This month will mark the one year anniversary of the signing of Prince Fielder’s nine year, $214 million contract. At the time the deal was largely regarded as a gross overpay by the national media. Not so much in terms of dollars per year (in the short term), but in the total length of the contract. Here was Dave Cameron from FanGraphs:
No matter how much you might like Prince Fielder’s bat, there’s no getting around the reality that he’s going to be extremely overpaid during the second half of this contract, and this deal could turn into an albatross very quickly.
Prince’s first year in Detroit saw him hit .313/.412/.528. His power was down slightly (which was expected in his move to Comerica Park), but he made up for that fact by boosting his average above .300 for the first time in his career. The net effect was that he was just as valuable with the bat as he’d been in Milwaukee (a .398 wOBA versus his career .393 wOBA). So fears that the more spacious park in Detroit would sap his offensive value weren’t realized, but he certainly wasn’t more valuable and that’s where the potential future problem comes in.
Fielder provided the Tigers with 4.9 wins above replacement in 2012 – best of any first baseman in baseball. A five win player (let’s call him that) is worth a tremendous amount of money in baseball. The general rule of thumb (based on the last few years of free agent acquisitions) is that one extra win is worth about $5 million to the team (common numbers are anywhere from $4.5 to $6 million). So Prince’s 2012 season was worth $25 million. That’s good news because the average annual value of his huge contract is $23.8 million. So, the Tigers got exactly what they paid for in year one.
The problem is that Fielder will be 29 in 2013. That’s not really a problem because 29 is still a prime age for a baseball player, but what is a problem is that it’s only year two of the contract. Perhaps he’ll provide similar value for the next three or even four years, but the decline is going to begin at some point. It’s tough to picture a 33-year old Prince Fielder still producing five wins. It’s possible, but unlikely. The Tigers could very well pay $24 million in the last half of this deal for a guy that’s only producing three wins or so. That would be a problem, but it might not be as big of a problem as it appears.
Salary inflation is likely headed to major league baseball in a big way. Huge amounts of money are pouring in as teams sign new regional television deals and – beginning in 2014 – each team will be receiving around $25 million from MLB’s new national TV deals with ESPN, Fox, and TBS. That money is going to be spread out among more players; it’s going to mean more money is going to go to each player. That (roughly) $25 million that each team will get – if it goes straight to players’ salaries – would represent a 20% increase in salary across Major League Baseball. That is to say, 20% inflation could be achieved within the next year or two.

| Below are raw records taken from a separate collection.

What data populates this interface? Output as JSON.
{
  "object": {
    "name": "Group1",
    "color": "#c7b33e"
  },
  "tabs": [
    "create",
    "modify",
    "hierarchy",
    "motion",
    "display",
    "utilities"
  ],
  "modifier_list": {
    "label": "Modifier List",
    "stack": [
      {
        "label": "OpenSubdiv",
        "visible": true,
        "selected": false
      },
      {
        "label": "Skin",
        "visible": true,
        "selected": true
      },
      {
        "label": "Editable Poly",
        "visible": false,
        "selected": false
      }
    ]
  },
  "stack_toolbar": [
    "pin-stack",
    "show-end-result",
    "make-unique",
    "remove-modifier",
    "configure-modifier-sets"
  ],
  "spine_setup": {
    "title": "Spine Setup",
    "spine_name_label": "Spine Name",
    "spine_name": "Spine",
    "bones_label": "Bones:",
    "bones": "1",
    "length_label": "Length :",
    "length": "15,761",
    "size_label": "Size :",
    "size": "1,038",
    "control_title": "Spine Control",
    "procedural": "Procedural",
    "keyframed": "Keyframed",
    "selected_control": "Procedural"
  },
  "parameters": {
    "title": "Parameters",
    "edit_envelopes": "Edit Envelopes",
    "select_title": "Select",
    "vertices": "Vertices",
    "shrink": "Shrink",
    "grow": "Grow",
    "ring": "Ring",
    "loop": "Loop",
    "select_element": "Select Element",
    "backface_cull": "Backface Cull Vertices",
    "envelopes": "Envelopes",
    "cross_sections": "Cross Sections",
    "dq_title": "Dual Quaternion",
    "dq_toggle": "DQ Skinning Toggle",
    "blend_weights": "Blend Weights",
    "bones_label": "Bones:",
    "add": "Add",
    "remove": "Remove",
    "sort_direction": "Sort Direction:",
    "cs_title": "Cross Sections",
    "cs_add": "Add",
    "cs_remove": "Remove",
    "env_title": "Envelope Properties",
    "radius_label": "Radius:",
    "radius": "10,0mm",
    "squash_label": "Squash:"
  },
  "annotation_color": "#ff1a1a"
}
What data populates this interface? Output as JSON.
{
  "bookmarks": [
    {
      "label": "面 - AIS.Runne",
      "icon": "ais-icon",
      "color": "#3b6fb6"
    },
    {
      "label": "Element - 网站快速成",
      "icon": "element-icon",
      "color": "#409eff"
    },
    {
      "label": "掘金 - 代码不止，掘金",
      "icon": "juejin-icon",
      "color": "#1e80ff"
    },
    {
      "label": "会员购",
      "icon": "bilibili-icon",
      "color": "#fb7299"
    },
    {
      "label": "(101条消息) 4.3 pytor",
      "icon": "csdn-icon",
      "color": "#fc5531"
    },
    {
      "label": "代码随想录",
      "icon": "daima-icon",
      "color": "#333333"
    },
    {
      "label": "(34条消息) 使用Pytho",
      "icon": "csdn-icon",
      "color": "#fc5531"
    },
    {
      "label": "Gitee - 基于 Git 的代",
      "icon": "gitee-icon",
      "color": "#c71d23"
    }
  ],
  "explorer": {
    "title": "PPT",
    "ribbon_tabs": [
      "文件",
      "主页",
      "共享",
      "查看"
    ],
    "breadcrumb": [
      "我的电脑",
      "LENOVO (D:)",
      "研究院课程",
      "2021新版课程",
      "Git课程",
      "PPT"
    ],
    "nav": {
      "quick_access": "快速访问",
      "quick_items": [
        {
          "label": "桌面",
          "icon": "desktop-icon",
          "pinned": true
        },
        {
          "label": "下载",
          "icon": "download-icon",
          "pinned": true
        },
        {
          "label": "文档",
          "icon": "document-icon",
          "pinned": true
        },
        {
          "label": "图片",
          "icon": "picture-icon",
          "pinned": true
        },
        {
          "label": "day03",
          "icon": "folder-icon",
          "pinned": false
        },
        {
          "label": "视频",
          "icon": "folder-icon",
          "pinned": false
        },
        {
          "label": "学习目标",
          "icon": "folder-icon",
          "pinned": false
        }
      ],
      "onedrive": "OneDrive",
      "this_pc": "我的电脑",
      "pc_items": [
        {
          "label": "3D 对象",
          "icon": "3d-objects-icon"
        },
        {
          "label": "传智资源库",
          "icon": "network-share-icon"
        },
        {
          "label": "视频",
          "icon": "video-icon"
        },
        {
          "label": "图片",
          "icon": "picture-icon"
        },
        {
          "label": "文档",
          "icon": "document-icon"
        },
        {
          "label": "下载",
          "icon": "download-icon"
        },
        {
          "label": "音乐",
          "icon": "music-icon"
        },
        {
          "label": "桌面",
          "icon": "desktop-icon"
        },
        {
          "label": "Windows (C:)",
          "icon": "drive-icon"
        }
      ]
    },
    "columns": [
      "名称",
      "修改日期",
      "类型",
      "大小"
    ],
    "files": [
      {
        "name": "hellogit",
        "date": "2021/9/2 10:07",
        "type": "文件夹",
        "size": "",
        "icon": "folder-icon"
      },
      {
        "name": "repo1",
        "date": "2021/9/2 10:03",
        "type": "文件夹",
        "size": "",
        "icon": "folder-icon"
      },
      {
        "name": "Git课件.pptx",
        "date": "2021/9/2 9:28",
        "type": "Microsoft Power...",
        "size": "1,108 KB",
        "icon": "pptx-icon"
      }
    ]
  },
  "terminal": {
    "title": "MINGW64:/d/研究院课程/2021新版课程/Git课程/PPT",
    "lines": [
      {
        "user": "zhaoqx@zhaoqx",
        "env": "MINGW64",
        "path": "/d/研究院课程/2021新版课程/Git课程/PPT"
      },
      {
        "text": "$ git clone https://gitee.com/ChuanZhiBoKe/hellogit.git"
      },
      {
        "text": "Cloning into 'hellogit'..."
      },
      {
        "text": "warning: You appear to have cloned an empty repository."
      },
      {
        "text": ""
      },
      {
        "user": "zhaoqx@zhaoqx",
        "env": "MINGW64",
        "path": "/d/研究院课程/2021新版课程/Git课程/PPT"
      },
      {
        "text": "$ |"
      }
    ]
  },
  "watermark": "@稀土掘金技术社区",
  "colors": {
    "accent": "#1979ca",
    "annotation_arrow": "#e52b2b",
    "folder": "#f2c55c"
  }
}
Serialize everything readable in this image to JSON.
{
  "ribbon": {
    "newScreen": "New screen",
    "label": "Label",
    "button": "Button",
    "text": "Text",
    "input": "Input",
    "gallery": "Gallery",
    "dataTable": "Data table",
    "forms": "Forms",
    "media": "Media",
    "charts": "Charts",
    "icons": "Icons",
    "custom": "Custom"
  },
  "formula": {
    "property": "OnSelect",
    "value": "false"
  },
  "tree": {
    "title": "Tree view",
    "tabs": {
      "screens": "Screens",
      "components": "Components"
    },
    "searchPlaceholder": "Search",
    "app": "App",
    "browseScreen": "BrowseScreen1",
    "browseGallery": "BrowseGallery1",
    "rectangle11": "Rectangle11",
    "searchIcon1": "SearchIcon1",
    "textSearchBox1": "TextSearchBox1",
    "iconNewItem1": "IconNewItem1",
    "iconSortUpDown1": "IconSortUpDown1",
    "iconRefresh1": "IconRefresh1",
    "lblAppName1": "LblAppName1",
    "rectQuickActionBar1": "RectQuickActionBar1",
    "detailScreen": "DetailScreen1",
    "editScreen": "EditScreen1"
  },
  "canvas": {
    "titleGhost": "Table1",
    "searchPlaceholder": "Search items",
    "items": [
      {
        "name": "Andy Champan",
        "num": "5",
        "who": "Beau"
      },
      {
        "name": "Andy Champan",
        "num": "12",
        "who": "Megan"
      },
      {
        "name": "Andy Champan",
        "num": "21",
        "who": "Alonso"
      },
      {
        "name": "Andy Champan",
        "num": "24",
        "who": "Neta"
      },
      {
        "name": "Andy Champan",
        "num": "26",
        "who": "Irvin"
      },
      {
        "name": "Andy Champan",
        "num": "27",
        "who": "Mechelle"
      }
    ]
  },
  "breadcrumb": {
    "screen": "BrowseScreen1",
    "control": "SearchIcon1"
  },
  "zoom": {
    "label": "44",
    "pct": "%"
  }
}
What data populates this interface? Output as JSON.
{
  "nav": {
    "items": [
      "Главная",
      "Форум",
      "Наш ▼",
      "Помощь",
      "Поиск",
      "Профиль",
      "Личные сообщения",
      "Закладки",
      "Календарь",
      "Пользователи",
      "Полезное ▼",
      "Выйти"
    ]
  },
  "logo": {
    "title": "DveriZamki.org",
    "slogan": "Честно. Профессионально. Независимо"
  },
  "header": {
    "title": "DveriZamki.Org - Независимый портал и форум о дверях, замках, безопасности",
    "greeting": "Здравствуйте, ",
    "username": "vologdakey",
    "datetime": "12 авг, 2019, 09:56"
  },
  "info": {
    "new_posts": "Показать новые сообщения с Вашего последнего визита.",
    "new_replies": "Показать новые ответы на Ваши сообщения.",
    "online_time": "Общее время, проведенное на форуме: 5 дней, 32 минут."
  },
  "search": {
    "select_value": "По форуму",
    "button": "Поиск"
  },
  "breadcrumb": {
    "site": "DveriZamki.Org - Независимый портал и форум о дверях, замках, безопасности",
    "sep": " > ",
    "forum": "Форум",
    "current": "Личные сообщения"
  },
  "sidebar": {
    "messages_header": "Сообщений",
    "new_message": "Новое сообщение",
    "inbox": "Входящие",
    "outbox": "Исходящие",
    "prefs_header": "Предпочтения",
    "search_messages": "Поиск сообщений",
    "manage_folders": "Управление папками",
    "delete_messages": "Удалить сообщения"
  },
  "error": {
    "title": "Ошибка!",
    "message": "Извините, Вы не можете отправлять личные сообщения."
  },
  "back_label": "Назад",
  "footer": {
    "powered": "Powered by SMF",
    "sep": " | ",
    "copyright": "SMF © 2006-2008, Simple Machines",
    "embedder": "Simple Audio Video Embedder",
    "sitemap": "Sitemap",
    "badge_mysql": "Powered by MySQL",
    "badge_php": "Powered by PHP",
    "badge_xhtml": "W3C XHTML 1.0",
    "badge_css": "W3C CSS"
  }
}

If that happens, then Fielder’s deal won’t look so bad. If salaries were to inflate by 20%, then Fielder’s $24 million per year would look like $20 million per year (today’s dollars). That’s still a huge amount of money – roughly four wins worth – but it’s not the same amount of so much money. It’s slightly less.
It could come to pass – if this type of inflation does hit in the next year or two – that Prince’s $214 million hit to the payroll ends up looking like $186 million (today’s dollars) by the time it’s all said and done. That is still a heckuva lot of money – just under $21 million in average annual value – but it’s not the same heckuva lot. Again, it’s slightly less.
Is inflation enough to turn Fielder’s monster deal into a bargain or even a fair deal? Probably not, but it means the end of the contract may not have quite the franchise crippling potential (hyperbole) that it appeared to have when it was signed. Fielder probably still won’t “earn his deal” on the field – in a total value sense – but what he means to a Tigers team that looks to be on the cusp for the next few years could very well be worth the overpay.